━━━ EXCERPTED DATA ━━━

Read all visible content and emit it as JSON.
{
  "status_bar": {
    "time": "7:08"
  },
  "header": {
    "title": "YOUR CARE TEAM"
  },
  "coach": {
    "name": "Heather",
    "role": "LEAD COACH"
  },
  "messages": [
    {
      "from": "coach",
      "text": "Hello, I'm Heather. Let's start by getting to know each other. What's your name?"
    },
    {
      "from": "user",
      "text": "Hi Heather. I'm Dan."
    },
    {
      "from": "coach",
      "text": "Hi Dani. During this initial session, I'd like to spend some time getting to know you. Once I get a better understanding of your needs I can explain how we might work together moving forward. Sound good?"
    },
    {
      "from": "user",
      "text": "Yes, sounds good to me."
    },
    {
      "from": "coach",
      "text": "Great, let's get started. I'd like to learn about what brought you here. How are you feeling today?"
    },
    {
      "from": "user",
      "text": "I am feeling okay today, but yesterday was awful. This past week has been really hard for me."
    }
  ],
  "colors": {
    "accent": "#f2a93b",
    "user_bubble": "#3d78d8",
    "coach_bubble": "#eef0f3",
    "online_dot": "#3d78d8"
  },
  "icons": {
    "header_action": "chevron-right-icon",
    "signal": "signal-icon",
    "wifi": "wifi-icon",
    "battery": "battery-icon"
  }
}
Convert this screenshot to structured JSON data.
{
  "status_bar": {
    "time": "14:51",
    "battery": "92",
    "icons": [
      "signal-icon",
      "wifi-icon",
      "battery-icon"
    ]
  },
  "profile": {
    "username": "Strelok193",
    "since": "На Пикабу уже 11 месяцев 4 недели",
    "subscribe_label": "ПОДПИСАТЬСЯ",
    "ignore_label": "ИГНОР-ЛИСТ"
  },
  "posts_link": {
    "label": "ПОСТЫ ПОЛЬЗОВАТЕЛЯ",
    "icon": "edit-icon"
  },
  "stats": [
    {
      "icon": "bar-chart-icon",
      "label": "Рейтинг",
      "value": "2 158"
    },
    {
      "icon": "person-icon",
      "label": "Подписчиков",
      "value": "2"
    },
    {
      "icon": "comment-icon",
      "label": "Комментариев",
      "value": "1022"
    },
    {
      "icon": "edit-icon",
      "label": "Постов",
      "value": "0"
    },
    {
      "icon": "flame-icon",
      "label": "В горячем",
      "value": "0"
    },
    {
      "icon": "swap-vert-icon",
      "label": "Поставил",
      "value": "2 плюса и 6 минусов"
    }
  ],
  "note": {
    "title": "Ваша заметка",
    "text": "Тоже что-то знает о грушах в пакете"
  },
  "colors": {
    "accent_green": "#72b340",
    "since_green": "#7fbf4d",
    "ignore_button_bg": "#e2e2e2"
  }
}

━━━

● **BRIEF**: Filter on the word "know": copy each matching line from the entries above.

● **WRITTEN ANSWER**:
      "text": "Hello, I'm Heather. Let's start by getting to know each other. What's your name?"
      "text": "Hi Dani. During this initial session, I'd like to spend some time getting to know you. Once I get a better understanding of your needs I can explain how we might work together moving forward. Sound good?"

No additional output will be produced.